◆ Directions for this task:
Lines with the word "structured" are the ones wanted. Copy each of them from the entries below.

(Dataset rows for apps and sites)
'''

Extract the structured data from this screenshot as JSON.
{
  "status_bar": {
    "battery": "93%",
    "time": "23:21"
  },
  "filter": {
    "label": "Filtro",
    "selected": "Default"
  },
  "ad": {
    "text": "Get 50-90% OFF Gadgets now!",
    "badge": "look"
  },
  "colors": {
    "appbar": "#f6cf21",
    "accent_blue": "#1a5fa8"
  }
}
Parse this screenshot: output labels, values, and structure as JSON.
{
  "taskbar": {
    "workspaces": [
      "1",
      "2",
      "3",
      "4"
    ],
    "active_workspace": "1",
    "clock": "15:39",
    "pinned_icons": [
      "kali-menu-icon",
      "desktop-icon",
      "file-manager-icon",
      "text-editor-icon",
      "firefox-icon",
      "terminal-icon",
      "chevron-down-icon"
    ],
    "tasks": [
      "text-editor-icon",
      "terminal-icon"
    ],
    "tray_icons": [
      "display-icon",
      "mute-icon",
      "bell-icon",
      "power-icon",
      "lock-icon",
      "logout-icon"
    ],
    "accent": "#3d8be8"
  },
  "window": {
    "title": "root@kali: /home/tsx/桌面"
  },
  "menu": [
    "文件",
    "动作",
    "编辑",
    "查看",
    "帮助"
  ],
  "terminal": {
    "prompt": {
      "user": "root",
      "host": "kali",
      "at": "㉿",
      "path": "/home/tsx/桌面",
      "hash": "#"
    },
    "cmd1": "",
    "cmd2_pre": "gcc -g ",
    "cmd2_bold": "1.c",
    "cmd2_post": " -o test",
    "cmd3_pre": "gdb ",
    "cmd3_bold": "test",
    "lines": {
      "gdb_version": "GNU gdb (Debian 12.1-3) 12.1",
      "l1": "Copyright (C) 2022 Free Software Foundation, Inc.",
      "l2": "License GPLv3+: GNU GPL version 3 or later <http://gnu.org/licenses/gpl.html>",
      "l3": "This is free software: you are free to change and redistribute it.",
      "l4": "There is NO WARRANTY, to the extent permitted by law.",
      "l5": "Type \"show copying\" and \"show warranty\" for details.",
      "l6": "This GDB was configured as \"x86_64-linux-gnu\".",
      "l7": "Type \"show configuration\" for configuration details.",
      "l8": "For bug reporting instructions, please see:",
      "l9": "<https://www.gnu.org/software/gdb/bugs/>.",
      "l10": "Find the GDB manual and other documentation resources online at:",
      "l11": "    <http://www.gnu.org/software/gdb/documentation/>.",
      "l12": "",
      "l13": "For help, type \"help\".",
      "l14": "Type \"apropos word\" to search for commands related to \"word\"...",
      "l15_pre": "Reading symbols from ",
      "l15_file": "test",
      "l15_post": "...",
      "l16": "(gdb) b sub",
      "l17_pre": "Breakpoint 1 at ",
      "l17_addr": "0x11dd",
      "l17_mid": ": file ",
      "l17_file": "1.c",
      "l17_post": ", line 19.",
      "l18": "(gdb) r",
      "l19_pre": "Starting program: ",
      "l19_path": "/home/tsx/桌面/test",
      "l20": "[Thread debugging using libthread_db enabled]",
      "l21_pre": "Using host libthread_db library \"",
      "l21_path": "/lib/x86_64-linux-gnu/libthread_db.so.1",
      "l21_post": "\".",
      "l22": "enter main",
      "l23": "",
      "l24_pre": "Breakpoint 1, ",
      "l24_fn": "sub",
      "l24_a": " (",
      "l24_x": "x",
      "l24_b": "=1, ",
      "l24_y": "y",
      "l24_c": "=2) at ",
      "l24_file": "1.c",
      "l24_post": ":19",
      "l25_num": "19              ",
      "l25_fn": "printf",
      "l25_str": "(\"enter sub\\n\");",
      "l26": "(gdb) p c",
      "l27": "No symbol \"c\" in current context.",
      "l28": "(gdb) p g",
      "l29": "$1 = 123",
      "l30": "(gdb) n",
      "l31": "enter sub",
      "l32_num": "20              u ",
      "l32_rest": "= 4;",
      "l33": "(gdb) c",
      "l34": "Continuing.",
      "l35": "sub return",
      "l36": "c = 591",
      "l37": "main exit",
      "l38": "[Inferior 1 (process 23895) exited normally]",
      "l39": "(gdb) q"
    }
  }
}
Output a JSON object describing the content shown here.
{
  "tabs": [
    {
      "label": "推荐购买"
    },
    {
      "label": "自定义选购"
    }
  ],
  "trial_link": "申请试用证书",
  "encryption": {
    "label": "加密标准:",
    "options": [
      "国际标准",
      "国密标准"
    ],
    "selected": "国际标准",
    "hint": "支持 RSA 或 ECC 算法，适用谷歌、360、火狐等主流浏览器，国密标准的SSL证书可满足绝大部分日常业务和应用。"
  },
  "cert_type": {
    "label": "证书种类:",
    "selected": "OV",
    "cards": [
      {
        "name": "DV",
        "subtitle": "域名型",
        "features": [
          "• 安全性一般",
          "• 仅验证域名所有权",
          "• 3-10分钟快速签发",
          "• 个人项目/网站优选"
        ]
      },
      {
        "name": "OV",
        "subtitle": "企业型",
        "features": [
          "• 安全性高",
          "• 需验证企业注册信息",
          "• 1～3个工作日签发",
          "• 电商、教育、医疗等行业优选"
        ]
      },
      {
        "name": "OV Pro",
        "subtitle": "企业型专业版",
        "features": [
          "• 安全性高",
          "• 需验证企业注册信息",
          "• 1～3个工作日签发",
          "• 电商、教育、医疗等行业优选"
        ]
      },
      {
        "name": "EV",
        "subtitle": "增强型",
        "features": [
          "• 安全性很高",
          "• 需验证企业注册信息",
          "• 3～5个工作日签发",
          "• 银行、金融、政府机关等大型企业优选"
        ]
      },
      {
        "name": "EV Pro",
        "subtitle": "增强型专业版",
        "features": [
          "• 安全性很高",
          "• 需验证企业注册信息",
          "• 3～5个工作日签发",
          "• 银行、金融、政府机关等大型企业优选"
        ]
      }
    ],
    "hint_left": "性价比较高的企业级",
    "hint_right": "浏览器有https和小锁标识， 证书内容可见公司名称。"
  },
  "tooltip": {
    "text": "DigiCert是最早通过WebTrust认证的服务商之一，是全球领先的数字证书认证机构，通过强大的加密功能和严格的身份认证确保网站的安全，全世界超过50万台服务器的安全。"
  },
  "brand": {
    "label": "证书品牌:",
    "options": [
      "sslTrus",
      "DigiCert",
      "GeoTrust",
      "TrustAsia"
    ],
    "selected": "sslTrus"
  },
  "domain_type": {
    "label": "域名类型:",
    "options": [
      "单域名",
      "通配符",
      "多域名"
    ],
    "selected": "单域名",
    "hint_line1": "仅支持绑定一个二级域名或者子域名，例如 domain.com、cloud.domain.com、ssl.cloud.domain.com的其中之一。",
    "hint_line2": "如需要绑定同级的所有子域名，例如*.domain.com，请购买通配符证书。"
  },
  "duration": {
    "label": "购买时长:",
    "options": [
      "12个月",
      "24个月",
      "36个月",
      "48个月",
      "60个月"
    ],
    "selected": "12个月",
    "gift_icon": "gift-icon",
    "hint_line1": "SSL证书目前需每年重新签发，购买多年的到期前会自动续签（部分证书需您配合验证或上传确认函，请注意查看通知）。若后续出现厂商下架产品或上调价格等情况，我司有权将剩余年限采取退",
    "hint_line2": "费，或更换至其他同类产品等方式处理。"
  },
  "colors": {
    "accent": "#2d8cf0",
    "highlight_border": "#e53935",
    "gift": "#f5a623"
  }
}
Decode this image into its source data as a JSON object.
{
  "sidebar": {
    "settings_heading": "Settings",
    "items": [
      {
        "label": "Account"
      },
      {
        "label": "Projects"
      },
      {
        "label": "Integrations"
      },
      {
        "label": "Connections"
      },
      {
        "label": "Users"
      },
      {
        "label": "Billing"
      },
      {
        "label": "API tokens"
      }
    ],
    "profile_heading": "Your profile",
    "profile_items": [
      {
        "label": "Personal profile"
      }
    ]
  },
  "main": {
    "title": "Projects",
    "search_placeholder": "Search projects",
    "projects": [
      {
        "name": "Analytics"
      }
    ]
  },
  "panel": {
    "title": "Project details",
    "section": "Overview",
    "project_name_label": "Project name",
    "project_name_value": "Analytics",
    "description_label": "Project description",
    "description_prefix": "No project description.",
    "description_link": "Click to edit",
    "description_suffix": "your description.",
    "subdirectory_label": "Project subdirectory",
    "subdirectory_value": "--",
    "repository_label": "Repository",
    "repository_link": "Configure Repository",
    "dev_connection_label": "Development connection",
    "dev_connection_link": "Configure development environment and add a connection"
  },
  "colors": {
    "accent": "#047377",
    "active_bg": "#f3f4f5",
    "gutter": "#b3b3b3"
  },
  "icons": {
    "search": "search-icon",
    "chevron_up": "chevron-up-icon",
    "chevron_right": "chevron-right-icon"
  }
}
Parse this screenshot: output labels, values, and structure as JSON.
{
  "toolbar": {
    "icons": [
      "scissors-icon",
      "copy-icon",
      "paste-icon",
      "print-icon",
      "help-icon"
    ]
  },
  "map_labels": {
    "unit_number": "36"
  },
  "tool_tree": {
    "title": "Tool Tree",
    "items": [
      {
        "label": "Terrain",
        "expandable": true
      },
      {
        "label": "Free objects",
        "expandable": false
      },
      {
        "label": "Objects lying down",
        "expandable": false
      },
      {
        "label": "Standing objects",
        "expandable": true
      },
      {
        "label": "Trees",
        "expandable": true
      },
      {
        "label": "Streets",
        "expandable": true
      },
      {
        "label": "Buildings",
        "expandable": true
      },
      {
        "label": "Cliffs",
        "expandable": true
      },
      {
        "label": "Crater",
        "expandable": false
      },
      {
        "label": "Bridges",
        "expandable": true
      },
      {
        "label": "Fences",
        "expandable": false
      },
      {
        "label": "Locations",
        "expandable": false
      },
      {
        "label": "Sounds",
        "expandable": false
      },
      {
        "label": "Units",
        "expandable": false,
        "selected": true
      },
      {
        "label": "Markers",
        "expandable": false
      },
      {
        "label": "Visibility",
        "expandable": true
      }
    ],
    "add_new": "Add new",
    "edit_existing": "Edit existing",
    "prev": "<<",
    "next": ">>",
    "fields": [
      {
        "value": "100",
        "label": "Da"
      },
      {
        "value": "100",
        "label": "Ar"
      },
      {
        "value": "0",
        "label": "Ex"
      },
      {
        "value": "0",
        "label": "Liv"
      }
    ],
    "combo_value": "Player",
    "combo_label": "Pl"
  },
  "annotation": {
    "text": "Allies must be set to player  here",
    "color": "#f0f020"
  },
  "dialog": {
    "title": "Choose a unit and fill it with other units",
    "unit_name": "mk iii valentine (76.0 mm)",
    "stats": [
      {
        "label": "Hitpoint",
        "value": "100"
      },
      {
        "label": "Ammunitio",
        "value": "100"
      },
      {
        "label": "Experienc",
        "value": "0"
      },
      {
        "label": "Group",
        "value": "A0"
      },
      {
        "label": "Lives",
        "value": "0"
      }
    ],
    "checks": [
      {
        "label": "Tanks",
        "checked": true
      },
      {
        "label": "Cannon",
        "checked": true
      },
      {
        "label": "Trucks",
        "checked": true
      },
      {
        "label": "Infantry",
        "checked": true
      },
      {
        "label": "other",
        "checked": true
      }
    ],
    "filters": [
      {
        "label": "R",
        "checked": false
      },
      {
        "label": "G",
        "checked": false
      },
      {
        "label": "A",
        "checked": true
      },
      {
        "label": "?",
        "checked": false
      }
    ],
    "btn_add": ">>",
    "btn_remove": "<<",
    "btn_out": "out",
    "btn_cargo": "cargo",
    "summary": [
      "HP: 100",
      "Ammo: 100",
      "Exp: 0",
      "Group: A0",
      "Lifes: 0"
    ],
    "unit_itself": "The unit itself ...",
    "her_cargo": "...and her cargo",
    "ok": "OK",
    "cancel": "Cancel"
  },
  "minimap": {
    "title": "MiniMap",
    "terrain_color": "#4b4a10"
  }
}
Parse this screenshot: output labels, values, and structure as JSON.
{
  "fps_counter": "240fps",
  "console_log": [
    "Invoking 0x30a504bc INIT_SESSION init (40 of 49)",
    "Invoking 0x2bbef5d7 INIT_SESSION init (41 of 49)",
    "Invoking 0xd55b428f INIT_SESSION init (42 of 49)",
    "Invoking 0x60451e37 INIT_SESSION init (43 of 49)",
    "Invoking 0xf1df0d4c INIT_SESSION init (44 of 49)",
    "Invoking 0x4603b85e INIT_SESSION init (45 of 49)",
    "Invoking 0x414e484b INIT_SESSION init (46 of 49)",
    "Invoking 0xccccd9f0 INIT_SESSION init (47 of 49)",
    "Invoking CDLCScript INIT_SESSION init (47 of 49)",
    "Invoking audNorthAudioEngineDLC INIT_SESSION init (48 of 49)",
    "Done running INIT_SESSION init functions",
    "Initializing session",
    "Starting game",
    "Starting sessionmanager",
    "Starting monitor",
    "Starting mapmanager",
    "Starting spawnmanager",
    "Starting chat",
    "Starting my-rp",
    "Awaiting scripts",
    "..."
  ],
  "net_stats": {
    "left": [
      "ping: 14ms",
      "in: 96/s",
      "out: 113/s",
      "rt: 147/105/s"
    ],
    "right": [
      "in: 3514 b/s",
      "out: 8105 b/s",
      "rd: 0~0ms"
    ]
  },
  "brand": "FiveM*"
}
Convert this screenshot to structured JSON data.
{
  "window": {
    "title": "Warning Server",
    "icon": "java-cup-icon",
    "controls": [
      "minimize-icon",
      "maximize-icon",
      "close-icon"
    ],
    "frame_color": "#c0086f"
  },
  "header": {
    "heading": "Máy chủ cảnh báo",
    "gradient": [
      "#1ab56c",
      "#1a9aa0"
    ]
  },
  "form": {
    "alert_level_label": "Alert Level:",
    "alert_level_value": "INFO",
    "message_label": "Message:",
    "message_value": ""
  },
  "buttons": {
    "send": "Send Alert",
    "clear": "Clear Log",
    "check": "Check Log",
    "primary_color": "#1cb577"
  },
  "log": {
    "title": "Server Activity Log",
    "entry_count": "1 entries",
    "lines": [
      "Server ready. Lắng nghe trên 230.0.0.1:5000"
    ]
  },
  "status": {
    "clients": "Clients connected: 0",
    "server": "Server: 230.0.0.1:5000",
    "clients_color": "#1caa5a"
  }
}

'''

◆ Expected answer:
Extract the structured data from this screenshot as JSON.
Convert this screenshot to structured JSON data.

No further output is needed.